One local business has been evolving for 40 years.
Since it was founded in 1979, the business model at Allegra Marketing Print Mail has undergone several transitions in order to grow and remain competitive in the print and marketing industry.
The company has transitioned from a quick print and graphic design center to a full-service web-to-print, large format print provider, specializing in online, digital and strategic marketing.
The Grand Rapids-based center provides an array of marketing, print, design, apparel, signage, promotional product needs and mailing services to local businesses and nonprofit organizations in West Michigan.
Ron and Bev Vetter founded Allegra Marketing Print Mail. The business is locally owned and is a member of the Alliance Franchise Brands. One of the franchise brands is Allegra. There are about 300 Allegra locations in the country, and Allegra Marketing Print Mail is the largest in the state.
Eric Vetter has been the president of Allegra Marketing Print Mail for over 20 years. He said when the company was founded in 1979, it was simply a quick printing company where people could walk in and order their printing while they waited. He said they worked with businesses, churches, individuals and nonprofit organizations. Most of the things that were printed then were black and white brochures, booklets, Christmas cards and wedding invitations, among other products. Eric Vetter said initially they used typesetting to print.

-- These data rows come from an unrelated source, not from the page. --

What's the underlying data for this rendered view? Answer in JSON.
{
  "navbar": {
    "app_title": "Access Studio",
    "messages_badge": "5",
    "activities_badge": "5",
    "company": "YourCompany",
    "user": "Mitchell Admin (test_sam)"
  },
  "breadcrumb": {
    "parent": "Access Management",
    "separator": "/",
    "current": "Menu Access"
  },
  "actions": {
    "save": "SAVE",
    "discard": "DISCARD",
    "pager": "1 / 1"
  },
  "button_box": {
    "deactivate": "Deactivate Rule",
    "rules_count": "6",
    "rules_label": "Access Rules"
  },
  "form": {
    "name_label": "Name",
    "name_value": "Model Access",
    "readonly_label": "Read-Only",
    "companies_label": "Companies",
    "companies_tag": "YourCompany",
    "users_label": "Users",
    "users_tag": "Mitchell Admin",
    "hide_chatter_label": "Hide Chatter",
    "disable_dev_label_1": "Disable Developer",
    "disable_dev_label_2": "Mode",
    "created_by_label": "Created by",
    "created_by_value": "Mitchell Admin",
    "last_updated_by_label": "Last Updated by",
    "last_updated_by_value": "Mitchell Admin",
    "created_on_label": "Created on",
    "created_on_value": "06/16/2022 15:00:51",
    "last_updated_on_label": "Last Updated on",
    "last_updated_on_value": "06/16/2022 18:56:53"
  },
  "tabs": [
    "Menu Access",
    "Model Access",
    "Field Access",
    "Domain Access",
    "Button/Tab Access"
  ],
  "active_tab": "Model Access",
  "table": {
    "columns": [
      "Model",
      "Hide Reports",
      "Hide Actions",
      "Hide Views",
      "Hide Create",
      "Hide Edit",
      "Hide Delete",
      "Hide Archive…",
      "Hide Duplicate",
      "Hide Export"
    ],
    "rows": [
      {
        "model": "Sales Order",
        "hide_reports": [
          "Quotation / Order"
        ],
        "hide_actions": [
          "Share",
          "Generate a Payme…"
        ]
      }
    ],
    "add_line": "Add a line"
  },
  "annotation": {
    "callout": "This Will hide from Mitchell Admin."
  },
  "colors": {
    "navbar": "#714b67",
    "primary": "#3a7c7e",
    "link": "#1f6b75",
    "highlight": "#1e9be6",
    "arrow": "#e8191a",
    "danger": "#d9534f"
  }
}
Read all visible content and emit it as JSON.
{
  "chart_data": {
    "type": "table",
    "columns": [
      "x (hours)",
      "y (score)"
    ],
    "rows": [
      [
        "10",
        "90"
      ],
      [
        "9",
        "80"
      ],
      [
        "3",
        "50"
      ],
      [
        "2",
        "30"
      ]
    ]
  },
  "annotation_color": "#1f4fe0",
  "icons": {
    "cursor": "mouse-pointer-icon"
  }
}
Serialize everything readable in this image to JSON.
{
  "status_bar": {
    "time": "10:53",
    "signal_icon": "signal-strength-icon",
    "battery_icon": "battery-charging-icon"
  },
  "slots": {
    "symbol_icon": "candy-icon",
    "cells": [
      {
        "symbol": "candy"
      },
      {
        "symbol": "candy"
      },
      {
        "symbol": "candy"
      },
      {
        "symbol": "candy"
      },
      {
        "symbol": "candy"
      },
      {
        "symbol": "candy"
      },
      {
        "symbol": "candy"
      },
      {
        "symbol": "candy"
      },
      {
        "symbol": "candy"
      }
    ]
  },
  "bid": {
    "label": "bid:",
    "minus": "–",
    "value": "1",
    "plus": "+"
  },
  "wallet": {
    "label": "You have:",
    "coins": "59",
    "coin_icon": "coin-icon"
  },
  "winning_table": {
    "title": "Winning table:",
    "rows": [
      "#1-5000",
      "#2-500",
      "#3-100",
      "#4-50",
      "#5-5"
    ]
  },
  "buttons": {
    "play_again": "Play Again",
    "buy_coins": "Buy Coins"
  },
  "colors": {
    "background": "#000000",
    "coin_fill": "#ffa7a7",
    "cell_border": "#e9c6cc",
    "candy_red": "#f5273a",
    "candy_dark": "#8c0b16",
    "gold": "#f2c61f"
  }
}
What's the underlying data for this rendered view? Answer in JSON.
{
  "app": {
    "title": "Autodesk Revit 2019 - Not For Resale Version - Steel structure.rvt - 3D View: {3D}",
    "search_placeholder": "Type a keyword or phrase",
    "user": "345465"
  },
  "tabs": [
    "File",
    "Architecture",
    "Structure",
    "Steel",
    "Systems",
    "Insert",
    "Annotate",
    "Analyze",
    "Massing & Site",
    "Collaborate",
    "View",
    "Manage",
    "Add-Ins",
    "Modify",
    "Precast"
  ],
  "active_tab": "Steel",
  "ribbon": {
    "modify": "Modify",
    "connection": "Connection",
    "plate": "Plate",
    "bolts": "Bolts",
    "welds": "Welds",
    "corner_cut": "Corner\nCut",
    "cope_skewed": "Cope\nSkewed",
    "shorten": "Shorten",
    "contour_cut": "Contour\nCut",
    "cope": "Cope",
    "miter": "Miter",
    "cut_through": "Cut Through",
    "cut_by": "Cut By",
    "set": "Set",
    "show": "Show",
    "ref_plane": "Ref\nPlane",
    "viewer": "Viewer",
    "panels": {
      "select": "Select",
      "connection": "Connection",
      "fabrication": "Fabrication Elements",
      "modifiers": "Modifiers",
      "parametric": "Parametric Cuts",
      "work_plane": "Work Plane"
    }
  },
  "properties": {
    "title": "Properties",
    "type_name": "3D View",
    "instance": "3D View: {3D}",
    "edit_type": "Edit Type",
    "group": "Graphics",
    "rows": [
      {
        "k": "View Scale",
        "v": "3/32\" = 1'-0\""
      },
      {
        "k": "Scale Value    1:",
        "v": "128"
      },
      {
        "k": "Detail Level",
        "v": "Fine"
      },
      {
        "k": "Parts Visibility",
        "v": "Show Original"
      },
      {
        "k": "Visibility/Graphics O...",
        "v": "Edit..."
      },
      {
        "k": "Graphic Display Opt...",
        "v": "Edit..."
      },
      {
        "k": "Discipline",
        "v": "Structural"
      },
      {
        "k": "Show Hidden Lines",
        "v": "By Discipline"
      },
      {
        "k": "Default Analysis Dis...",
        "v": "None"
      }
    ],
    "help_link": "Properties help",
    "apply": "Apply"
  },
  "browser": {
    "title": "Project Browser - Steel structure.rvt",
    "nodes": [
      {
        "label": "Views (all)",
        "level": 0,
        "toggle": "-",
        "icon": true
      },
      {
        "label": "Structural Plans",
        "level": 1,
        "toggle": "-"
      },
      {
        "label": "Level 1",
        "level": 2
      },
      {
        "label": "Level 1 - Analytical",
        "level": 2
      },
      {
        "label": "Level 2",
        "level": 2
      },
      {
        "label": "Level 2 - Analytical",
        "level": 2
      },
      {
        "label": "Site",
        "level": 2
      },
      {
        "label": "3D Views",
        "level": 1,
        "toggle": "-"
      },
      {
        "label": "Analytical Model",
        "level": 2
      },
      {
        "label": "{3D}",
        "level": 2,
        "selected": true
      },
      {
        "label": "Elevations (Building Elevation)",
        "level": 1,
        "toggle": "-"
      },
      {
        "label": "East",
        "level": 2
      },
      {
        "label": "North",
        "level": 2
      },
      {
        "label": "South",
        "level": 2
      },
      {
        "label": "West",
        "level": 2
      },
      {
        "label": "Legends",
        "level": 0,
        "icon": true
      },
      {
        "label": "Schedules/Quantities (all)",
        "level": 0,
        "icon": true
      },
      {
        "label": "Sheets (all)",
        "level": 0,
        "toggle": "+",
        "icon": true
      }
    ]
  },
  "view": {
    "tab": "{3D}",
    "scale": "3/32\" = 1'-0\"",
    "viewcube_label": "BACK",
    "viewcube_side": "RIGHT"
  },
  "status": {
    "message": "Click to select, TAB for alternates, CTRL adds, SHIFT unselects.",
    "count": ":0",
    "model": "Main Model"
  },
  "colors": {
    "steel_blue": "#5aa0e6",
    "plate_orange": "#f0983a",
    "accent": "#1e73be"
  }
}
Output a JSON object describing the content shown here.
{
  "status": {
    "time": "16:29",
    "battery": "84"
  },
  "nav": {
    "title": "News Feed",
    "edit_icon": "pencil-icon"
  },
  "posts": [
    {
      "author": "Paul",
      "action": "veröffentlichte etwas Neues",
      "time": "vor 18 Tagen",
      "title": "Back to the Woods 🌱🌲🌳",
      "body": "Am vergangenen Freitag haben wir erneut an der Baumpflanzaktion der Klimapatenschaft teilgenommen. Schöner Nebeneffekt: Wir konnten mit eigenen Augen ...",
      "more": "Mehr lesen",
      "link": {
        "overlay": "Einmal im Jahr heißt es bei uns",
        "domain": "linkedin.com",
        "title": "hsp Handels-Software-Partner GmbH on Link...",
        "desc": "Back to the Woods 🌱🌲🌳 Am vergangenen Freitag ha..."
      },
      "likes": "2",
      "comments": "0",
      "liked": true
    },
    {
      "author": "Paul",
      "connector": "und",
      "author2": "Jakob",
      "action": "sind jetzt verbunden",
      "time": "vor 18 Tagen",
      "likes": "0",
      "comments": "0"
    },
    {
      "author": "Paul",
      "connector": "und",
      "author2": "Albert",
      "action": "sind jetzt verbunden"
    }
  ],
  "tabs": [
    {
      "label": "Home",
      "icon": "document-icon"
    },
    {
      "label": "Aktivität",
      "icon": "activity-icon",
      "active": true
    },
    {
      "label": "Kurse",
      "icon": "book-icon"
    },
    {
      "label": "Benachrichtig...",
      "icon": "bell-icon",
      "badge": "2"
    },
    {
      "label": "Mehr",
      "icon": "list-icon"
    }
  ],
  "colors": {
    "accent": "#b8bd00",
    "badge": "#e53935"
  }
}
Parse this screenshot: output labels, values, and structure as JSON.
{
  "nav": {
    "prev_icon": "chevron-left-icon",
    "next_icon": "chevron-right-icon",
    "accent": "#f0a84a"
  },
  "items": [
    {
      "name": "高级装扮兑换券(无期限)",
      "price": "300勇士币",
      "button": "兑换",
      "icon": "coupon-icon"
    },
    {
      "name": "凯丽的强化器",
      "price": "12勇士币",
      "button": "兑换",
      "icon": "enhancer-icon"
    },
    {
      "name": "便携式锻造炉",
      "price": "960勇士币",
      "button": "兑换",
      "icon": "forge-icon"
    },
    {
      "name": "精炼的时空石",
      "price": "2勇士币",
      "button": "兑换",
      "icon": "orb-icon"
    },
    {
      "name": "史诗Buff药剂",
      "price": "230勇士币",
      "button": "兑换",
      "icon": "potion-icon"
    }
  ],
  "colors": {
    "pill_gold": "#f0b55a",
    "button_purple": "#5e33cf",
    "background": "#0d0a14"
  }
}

“They didn’t have desktop computers to create files,” he said. “They had typesetting … and you would type in your text in commands. It was very complicated. You would (then) print it out and hope that it was in the right position because you (couldn’t) see it on the screen. You had to give a command to make it bold and when you printed it out you would hope that you got it in the right position.”
As time went on, Allegra Marketing Print Mail started using four-color (cyan, magenta, yellow and black) printing. The center also began using digital printing and large format printing.
Vetter said the change in the print industry was always apparent.
“In the print industry, ever since we have been in it, it wasn’t like a light bulb went off and we decided to change, it was right there in (our) face because the world (was) changing,” he said. “When the first Macintosh computers came out (we) could see the potential for it and said, ‘Oh, jeez, I think we need to get one of those if we don’t want to get left behind in this world.’
“You have to embrace the change in technology. When the digital printing devices came out and they can do things for less money than an offset press, you could see it, that the world is changing here and if you want to remain relevant to your clients, then you need to upgrade and pay attention to what your clients’ needs are as you are doing business.”
With the rapid change in the printing industry, the company began focusing on businesses and nonprofits, moving away from the consumer market. It expanded services to include printing of binders, business forms, door hangers, flyers, newsletters, folders, manuals, business cards, calendars, envelopes, labels, notepads and postcards, among other things. Also, the company changed its model. Instead of customers going to Allegra, its employees now meet at the clients’ location.
In the 1990s, Allegra Marketing Print Mail got into the direct mailing business, which allowed the company to mail printed products to their clients.
“We address the mail (and) we sort it to get postal discounts for our clients,” Vetter said. “If you do the sorting for the post office, the post office charges a lower postal rate (because) in a sense, you are doing part of the work that they do. If you sort it, put it into trays, then it saves them time and then they give you a discount on your postage when you do that. Instead of paying 55 cents per mail, you might even pay 28 cents or less than 20 cents in some cases.
“Now direct mail is getting more popular. The digital media is getting more saturated. You get so many emails in your (inbox), you delete them before you can even look at them. With direct mail, at least you are going to see it. You can throw it out, but you can’t delete it. You are going to see it for sure.”
In the early 2000s, Allegra Marketing Print Mail added marketing to its services, which also include website creation and cross-channel marketing campaigns.
“The cross-channel marketing campaigns include print and an online digital element that is coordinated at the same time for more effective marketing,” Vetter said. “When you can market on more than one channel, your response rate generally will increase. We are doing a lot of cross-channel marketing with the new media and what print is — the old media.”
The growth of Allegra Marketing Print Mail is not only the result of adjusting to the changing industry; the company also has acquired four West Michigan printing companies along the way. The company once had five locations in the area, but Vetter said it now is consolidated to one location where all the printing and design work is done in-house.
As a member of the Alliance Franchise Brands, Vetter said they assist with marketing support, financial benchmark studies and purchasing contracts with companies.